Directions for this task
Print the records below exactly as they appear. Omit all pictures.

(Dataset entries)
--- START ---
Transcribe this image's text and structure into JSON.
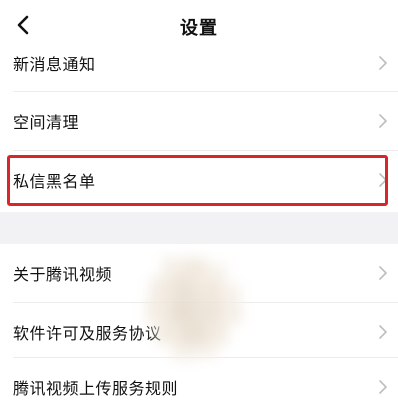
{
  "header": {
    "title": "设置",
    "back_icon": "chevron-left-icon"
  },
  "settings": {
    "new_message_notification": "新消息通知",
    "storage_cleanup": "空间清理",
    "private_message_blacklist": "私信黑名单",
    "about_tencent_video": "关于腾讯视频",
    "software_license_agreement": "软件许可及服务协议",
    "upload_service_rules": "腾讯视频上传服务规则"
  },
  "colors": {
    "highlight_border": "#d8262b",
    "section_gap": "#f2f2f4",
    "chevron": "#bdbdbd"
  }
}
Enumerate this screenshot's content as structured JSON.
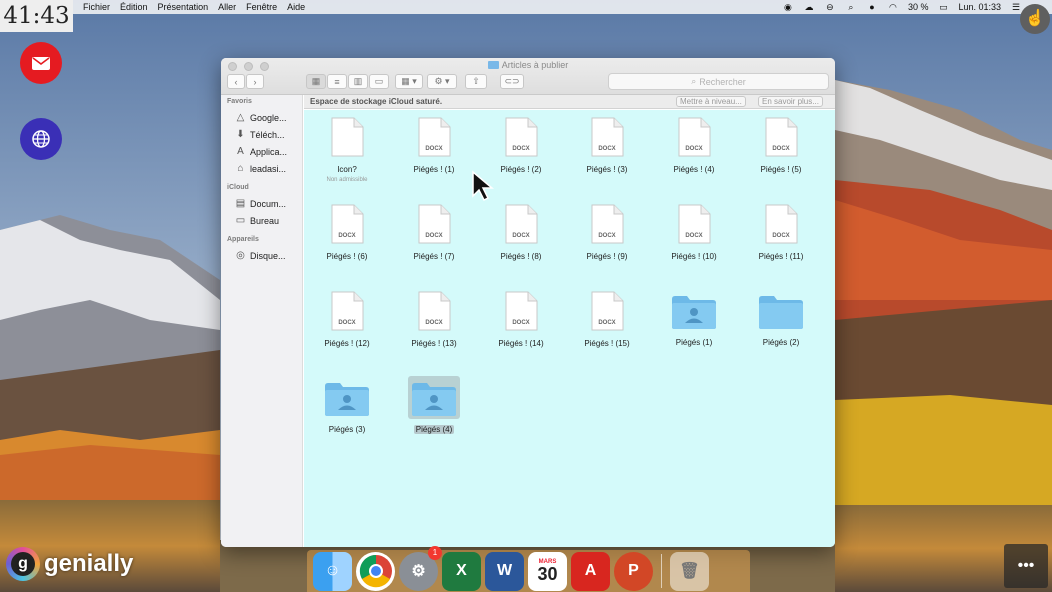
{
  "timer": "41:43",
  "menubar": {
    "items": [
      "Fichier",
      "Édition",
      "Présentation",
      "Aller",
      "Fenêtre",
      "Aide"
    ],
    "battery": "30 %",
    "clock": "Lun. 01:33",
    "status_icons": [
      "app-icon",
      "cloud-icon",
      "sync-icon",
      "search-icon",
      "user-icon",
      "wifi-icon",
      "battery-icon",
      "menu-icon"
    ]
  },
  "window": {
    "title": "Articles à publier",
    "search_placeholder": "Rechercher",
    "storage_message": "Espace de stockage iCloud saturé.",
    "upgrade_button": "Mettre à niveau...",
    "learn_more_button": "En savoir plus..."
  },
  "sidebar": {
    "sections": [
      {
        "title": "Favoris",
        "items": [
          {
            "label": "Google...",
            "icon": "drive-icon"
          },
          {
            "label": "Téléch...",
            "icon": "download-icon"
          },
          {
            "label": "Applica...",
            "icon": "applications-icon"
          },
          {
            "label": "leadasi...",
            "icon": "home-icon"
          }
        ]
      },
      {
        "title": "iCloud",
        "items": [
          {
            "label": "Docum...",
            "icon": "documents-icon"
          },
          {
            "label": "Bureau",
            "icon": "desktop-icon"
          }
        ]
      },
      {
        "title": "Appareils",
        "items": [
          {
            "label": "Disque...",
            "icon": "disk-icon"
          }
        ]
      }
    ]
  },
  "files": [
    {
      "name": "Icon?",
      "sub": "Non admissible",
      "type": "blank"
    },
    {
      "name": "Piégés ! (1)",
      "type": "docx"
    },
    {
      "name": "Piégés ! (2)",
      "type": "docx"
    },
    {
      "name": "Piégés ! (3)",
      "type": "docx"
    },
    {
      "name": "Piégés ! (4)",
      "type": "docx"
    },
    {
      "name": "Piégés ! (5)",
      "type": "docx"
    },
    {
      "name": "Piégés ! (6)",
      "type": "docx"
    },
    {
      "name": "Piégés ! (7)",
      "type": "docx"
    },
    {
      "name": "Piégés ! (8)",
      "type": "docx"
    },
    {
      "name": "Piégés ! (9)",
      "type": "docx"
    },
    {
      "name": "Piégés ! (10)",
      "type": "docx"
    },
    {
      "name": "Piégés ! (11)",
      "type": "docx"
    },
    {
      "name": "Piégés ! (12)",
      "type": "docx"
    },
    {
      "name": "Piégés ! (13)",
      "type": "docx"
    },
    {
      "name": "Piégés ! (14)",
      "type": "docx"
    },
    {
      "name": "Piégés ! (15)",
      "type": "docx"
    },
    {
      "name": "Piégés (1)",
      "type": "shared-folder"
    },
    {
      "name": "Piégés (2)",
      "type": "folder"
    },
    {
      "name": "Piégés (3)",
      "type": "shared-folder"
    },
    {
      "name": "Piégés (4)",
      "type": "shared-folder",
      "selected": true
    }
  ],
  "doc_tag": "DOCX",
  "dock": {
    "apps": [
      "finder-icon",
      "chrome-icon",
      "system-preferences-icon",
      "excel-icon",
      "word-icon",
      "calendar-icon",
      "acrobat-icon",
      "powerpoint-icon",
      "trash-icon"
    ],
    "badge": "1",
    "calendar_month": "MARS",
    "calendar_day": "30"
  },
  "brand": "genially",
  "colors": {
    "content_bg": "#d4fafa",
    "folder": "#78c4ee",
    "mail": "#e51b21",
    "globe": "#3a2fb6"
  }
}
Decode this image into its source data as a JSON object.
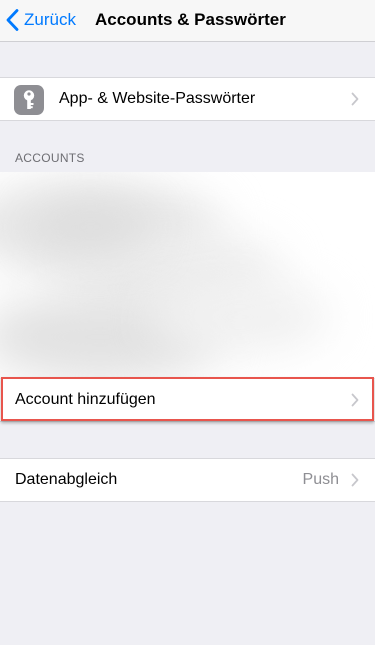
{
  "nav": {
    "back_label": "Zurück",
    "title": "Accounts & Passwörter"
  },
  "passwords_row": {
    "label": "App- & Website-Passwörter",
    "icon": "key-icon"
  },
  "accounts_section": {
    "header": "ACCOUNTS"
  },
  "add_account_row": {
    "label": "Account hinzufügen"
  },
  "fetch_row": {
    "label": "Datenabgleich",
    "value": "Push"
  },
  "colors": {
    "accent": "#007AFF",
    "background": "#EFEFF4",
    "highlight": "#E8554D",
    "secondary_text": "#8E8E93"
  }
}
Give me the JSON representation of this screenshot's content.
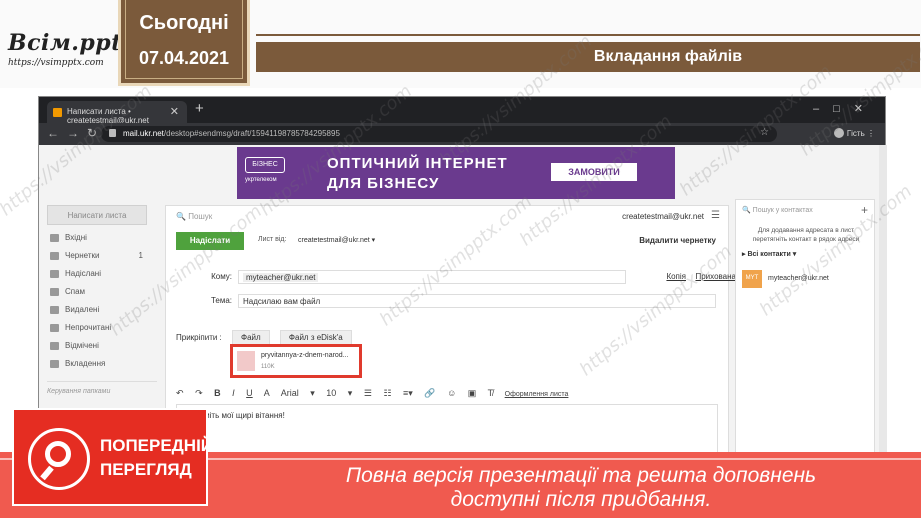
{
  "slide": {
    "logo_brand": "Всім.pptx",
    "logo_url": "https://vsimpptx.com",
    "date_label": "Сьогодні",
    "date_value": "07.04.2021",
    "title": "Вкладання файлів"
  },
  "browser": {
    "tab_title": "Написати листа • createtestmail@ukr.net",
    "url_host": "mail.ukr.net",
    "url_path": "/desktop#sendmsg/draft/15941198785784295895",
    "profile": "Гість"
  },
  "ad": {
    "badge": "БІЗНЕС",
    "provider": "укртелеком",
    "line1": "ОПТИЧНИЙ ІНТЕРНЕТ",
    "line2": "ДЛЯ БІЗНЕСУ",
    "button": "ЗАМОВИТИ"
  },
  "sidebar": {
    "compose_label": "Написати листа",
    "items": [
      {
        "label": "Вхідні",
        "count": ""
      },
      {
        "label": "Чернетки",
        "count": "1"
      },
      {
        "label": "Надіслані",
        "count": ""
      },
      {
        "label": "Спам",
        "count": ""
      },
      {
        "label": "Видалені",
        "count": ""
      },
      {
        "label": "Непрочитані",
        "count": ""
      },
      {
        "label": "Відмічені",
        "count": ""
      },
      {
        "label": "Вкладення",
        "count": ""
      }
    ],
    "manage_label": "Керування папками"
  },
  "compose": {
    "search_placeholder": "Пошук",
    "account": "createtestmail@ukr.net",
    "send_label": "Надіслати",
    "from_label": "Лист від:",
    "from_value": "createtestmail@ukr.net",
    "delete_draft": "Видалити чернетку",
    "to_label": "Кому:",
    "to_value": "myteacher@ukr.net",
    "cc_label": "Копія",
    "bcc_label": "Прихована",
    "subject_label": "Тема:",
    "subject_value": "Надсилаю вам файл",
    "attach_label": "Прикріпити :",
    "attach_file": "Файл",
    "attach_edisk": "Файл з eDisk'a",
    "file_name": "pryvitannya-z-dnem-narod...",
    "file_size": "110K",
    "font_name": "Arial",
    "font_size": "10",
    "format_link": "Оформлення листа",
    "body_text": "Прийміть мої щирі вітання!"
  },
  "contacts": {
    "search_placeholder": "Пошук у контактах",
    "hint": "Для додавання адресата в лист перетягніть контакт в рядок адреси",
    "all_label": "Всі контакти",
    "contact_initials": "MYT",
    "contact_email": "myteacher@ukr.net"
  },
  "promo": {
    "badge_line1": "ПОПЕРЕДНІЙ",
    "badge_line2": "ПЕРЕГЛЯД",
    "text_line1": "Повна версія презентації та решта доповнень",
    "text_line2": "доступні після придбання."
  },
  "colors": {
    "brown": "#7b5a3b",
    "promo_red": "#f05a4f",
    "send_green": "#4fa23d",
    "ad_purple": "#6a3a8e"
  }
}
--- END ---
Answer
Transcribe this image's text and structure into JSON.
{
  "header": {
    "title": "设置",
    "back_icon": "chevron-left-icon"
  },
  "settings": {
    "new_message_notification": "新消息通知",
    "storage_cleanup": "空间清理",
    "private_message_blacklist": "私信黑名单",
    "about_tencent_video": "关于腾讯视频",
    "software_license_agreement": "软件许可及服务协议",
    "upload_service_rules": "腾讯视频上传服务规则"
  },
  "colors": {
    "highlight_border": "#d8262b",
    "section_gap": "#f2f2f4",
    "chevron": "#bdbdbd"
  }
}
Enumerate this screenshot's content as structured JSON.
{
  "timer": "41:43",
  "menubar": {
    "items": [
      "Fichier",
      "Édition",
      "Présentation",
      "Aller",
      "Fenêtre",
      "Aide"
    ],
    "battery": "30 %",
    "clock": "Lun. 01:33",
    "status_icons": [
      "app-icon",
      "cloud-icon",
      "sync-icon",
      "search-icon",
      "user-icon",
      "wifi-icon",
      "battery-icon",
      "menu-icon"
    ]
  },
  "window": {
    "title": "Articles à publier",
    "search_placeholder": "Rechercher",
    "storage_message": "Espace de stockage iCloud saturé.",
    "upgrade_button": "Mettre à niveau...",
    "learn_more_button": "En savoir plus..."
  },
  "sidebar": {
    "sections": [
      {
        "title": "Favoris",
        "items": [
          {
            "label": "Google...",
            "icon": "drive-icon"
          },
          {
            "label": "Téléch...",
            "icon": "download-icon"
          },
          {
            "label": "Applica...",
            "icon": "applications-icon"
          },
          {
            "label": "leadasi...",
            "icon": "home-icon"
          }
        ]
      },
      {
        "title": "iCloud",
        "items": [
          {
            "label": "Docum...",
            "icon": "documents-icon"
          },
          {
            "label": "Bureau",
            "icon": "desktop-icon"
          }
        ]
      },
      {
        "title": "Appareils",
        "items": [
          {
            "label": "Disque...",
            "icon": "disk-icon"
          }
        ]
      }
    ]
  },
  "files": [
    {
      "name": "Icon?",
      "sub": "Non admissible",
      "type": "blank"
    },
    {
      "name": "Piégés ! (1)",
      "type": "docx"
    },
    {
      "name": "Piégés ! (2)",
      "type": "docx"
    },
    {
      "name": "Piégés ! (3)",
      "type": "docx"
    },
    {
      "name": "Piégés ! (4)",
      "type": "docx"
    },
    {
      "name": "Piégés ! (5)",
      "type": "docx"
    },
    {
      "name": "Piégés ! (6)",
      "type": "docx"
    },
    {
      "name": "Piégés ! (7)",
      "type": "docx"
    },
    {
      "name": "Piégés ! (8)",
      "type": "docx"
    },
    {
      "name": "Piégés ! (9)",
      "type": "docx"
    },
    {
      "name": "Piégés ! (10)",
      "type": "docx"
    },
    {
      "name": "Piégés ! (11)",
      "type": "docx"
    },
    {
      "name": "Piégés ! (12)",
      "type": "docx"
    },
    {
      "name": "Piégés ! (13)",
      "type": "docx"
    },
    {
      "name": "Piégés ! (14)",
      "type": "docx"
    },
    {
      "name": "Piégés ! (15)",
      "type": "docx"
    },
    {
      "name": "Piégés (1)",
      "type": "shared-folder"
    },
    {
      "name": "Piégés (2)",
      "type": "folder"
    },
    {
      "name": "Piégés (3)",
      "type": "shared-folder"
    },
    {
      "name": "Piégés (4)",
      "type": "shared-folder",
      "selected": true
    }
  ],
  "doc_tag": "DOCX",
  "dock": {
    "apps": [
      "finder-icon",
      "chrome-icon",
      "system-preferences-icon",
      "excel-icon",
      "word-icon",
      "calendar-icon",
      "acrobat-icon",
      "powerpoint-icon",
      "trash-icon"
    ],
    "badge": "1",
    "calendar_month": "MARS",
    "calendar_day": "30"
  },
  "brand": "genially",
  "colors": {
    "content_bg": "#d4fafa",
    "folder": "#78c4ee",
    "mail": "#e51b21",
    "globe": "#3a2fb6"
  }
}
Decode this image into its source data as a JSON object.
{
  "nav": {
    "back_label": "Zurück",
    "title": "Accounts & Passwörter"
  },
  "passwords_row": {
    "label": "App- & Website-Passwörter",
    "icon": "key-icon"
  },
  "accounts_section": {
    "header": "ACCOUNTS"
  },
  "add_account_row": {
    "label": "Account hinzufügen"
  },
  "fetch_row": {
    "label": "Datenabgleich",
    "value": "Push"
  },
  "colors": {
    "accent": "#007AFF",
    "background": "#EFEFF4",
    "highlight": "#E8554D",
    "secondary_text": "#8E8E93"
  }
}
Give me the JSON representation of this screenshot's content.
{
  "slide": {
    "logo_brand": "Всім.pptx",
    "logo_url": "https://vsimpptx.com",
    "date_label": "Сьогодні",
    "date_value": "07.04.2021",
    "title": "Вкладання файлів"
  },
  "browser": {
    "tab_title": "Написати листа • createtestmail@ukr.net",
    "url_host": "mail.ukr.net",
    "url_path": "/desktop#sendmsg/draft/15941198785784295895",
    "profile": "Гість"
  },
  "ad": {
    "badge": "БІЗНЕС",
    "provider": "укртелеком",
    "line1": "ОПТИЧНИЙ ІНТЕРНЕТ",
    "line2": "ДЛЯ БІЗНЕСУ",
    "button": "ЗАМОВИТИ"
  },
  "sidebar": {
    "compose_label": "Написати листа",
    "items": [
      {
        "label": "Вхідні",
        "count": ""
      },
      {
        "label": "Чернетки",
        "count": "1"
      },
      {
        "label": "Надіслані",
        "count": ""
      },
      {
        "label": "Спам",
        "count": ""
      },
      {
        "label": "Видалені",
        "count": ""
      },
      {
        "label": "Непрочитані",
        "count": ""
      },
      {
        "label": "Відмічені",
        "count": ""
      },
      {
        "label": "Вкладення",
        "count": ""
      }
    ],
    "manage_label": "Керування папками"
  },
  "compose": {
    "search_placeholder": "Пошук",
    "account": "createtestmail@ukr.net",
    "send_label": "Надіслати",
    "from_label": "Лист від:",
    "from_value": "createtestmail@ukr.net",
    "delete_draft": "Видалити чернетку",
    "to_label": "Кому:",
    "to_value": "myteacher@ukr.net",
    "cc_label": "Копія",
    "bcc_label": "Прихована",
    "subject_label": "Тема:",
    "subject_value": "Надсилаю вам файл",
    "attach_label": "Прикріпити :",
    "attach_file": "Файл",
    "attach_edisk": "Файл з eDisk'a",
    "file_name": "pryvitannya-z-dnem-narod...",
    "file_size": "110K",
    "font_name": "Arial",
    "font_size": "10",
    "format_link": "Оформлення листа",
    "body_text": "Прийміть мої щирі вітання!"
  },
  "contacts": {
    "search_placeholder": "Пошук у контактах",
    "hint": "Для додавання адресата в лист перетягніть контакт в рядок адреси",
    "all_label": "Всі контакти",
    "contact_initials": "MYT",
    "contact_email": "myteacher@ukr.net"
  },
  "promo": {
    "badge_line1": "ПОПЕРЕДНІЙ",
    "badge_line2": "ПЕРЕГЛЯД",
    "text_line1": "Повна версія презентації та решта доповнень",
    "text_line2": "доступні після придбання."
  },
  "colors": {
    "brown": "#7b5a3b",
    "promo_red": "#f05a4f",
    "send_green": "#4fa23d",
    "ad_purple": "#6a3a8e"
  }
}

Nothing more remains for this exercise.